- Bosniak IIF: This type of cyst is not usually malignant but the thick septa and relatively high amount of calcification may indicate complications and require ‘follow ups’. The cyst must be observed to rule out problems or negative developments.
- Bosniak III: Kidney cysts in this category can require a surgical procedure due to the fact that the calcifications are thick and grainy, and the thickness of the septa may be of alarming nature.
- Bosniak IV: A bosniak cyst classified ‘IV’ is undoubtedly of malignant nature and indicates cancerous developments in the kidney in almost 90% of cases.
What Are Therapy Options?

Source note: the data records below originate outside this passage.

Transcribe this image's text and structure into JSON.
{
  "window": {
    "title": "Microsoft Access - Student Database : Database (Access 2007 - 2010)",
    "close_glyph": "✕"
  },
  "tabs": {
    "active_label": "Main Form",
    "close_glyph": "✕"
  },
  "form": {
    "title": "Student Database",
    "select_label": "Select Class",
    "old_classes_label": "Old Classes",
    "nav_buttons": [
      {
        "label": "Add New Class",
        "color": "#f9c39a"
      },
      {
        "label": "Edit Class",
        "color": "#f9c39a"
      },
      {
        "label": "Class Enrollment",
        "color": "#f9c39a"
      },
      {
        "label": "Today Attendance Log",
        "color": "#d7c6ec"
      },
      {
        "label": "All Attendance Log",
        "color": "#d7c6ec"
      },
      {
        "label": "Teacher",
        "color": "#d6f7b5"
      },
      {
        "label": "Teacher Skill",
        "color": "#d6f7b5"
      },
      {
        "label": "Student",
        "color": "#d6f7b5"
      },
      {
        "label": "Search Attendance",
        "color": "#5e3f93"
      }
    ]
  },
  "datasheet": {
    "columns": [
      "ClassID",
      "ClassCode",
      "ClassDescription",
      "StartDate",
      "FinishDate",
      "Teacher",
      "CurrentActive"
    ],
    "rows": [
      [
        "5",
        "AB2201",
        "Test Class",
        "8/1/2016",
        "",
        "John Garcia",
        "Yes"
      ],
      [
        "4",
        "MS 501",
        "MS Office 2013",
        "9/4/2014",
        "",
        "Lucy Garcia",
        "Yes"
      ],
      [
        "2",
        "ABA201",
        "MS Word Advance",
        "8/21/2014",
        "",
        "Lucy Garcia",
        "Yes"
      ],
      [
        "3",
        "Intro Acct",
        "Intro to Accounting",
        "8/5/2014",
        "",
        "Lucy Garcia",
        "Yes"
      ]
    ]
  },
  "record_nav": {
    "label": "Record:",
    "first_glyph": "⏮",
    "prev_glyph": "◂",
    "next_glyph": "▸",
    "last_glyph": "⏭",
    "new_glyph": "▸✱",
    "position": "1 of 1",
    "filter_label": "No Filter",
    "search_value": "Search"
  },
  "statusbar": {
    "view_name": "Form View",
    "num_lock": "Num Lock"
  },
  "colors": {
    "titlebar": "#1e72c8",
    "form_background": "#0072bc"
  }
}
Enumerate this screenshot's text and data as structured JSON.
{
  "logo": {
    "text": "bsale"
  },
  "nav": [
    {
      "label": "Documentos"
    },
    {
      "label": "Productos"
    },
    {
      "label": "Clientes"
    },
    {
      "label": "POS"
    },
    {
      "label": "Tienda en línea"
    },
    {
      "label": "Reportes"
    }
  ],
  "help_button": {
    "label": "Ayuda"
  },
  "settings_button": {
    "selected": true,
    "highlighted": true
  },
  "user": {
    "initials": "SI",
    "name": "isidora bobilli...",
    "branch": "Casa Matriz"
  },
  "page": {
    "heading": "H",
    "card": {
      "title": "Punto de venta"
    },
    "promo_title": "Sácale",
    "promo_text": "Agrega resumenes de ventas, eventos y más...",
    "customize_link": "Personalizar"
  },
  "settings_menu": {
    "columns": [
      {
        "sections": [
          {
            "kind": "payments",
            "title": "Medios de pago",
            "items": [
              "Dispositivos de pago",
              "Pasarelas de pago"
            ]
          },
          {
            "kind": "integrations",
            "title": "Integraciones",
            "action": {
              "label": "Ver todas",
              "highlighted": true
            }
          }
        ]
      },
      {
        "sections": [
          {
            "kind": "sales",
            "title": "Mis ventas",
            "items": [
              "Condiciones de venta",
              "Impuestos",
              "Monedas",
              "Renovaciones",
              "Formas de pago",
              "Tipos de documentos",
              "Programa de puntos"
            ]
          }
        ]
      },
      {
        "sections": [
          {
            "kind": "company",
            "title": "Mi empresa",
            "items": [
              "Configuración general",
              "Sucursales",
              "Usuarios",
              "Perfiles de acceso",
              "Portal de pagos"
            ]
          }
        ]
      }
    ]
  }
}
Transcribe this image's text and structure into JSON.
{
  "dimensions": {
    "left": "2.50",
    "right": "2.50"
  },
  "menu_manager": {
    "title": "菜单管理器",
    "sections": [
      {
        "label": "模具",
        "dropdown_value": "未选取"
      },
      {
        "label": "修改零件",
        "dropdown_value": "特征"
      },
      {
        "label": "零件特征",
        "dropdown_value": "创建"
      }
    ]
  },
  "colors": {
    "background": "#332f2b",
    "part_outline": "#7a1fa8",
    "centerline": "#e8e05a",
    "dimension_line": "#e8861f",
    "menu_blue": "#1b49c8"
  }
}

As mentioned earlier on, a bosniak cyst that is benign and does not affect the patient requires no treatment at all. However, if the cyst does cause discomfort, a simple procedure can help the patient to feel better. This procedure is usually done through a puncture that releases the fluids and eases the pressure. If the cyst cannot be classified 100% benign yet, regular check-ups are a must to prevent missing any crucial developments that may be of cancerous nature. The tests usually involve a computer tomography as well as a small test of the fluids. Once any malignant developments are ruled out, the cyst does not have to be removed but should still be followed up regularly – just in case. In very unfortunate cases, the cyst becomes a cancerous tumour that needs to be removed urgently. The patient generally undergoes a surgery where the cyst is taken out in its entirety (as apposed to releasing the fluids only). In extremely severe cases, the entire kidney may have to be removed.
To avoid this, it is very important to ensure regular follow-ups because the sooner cancer is detected, the higher is the success rate.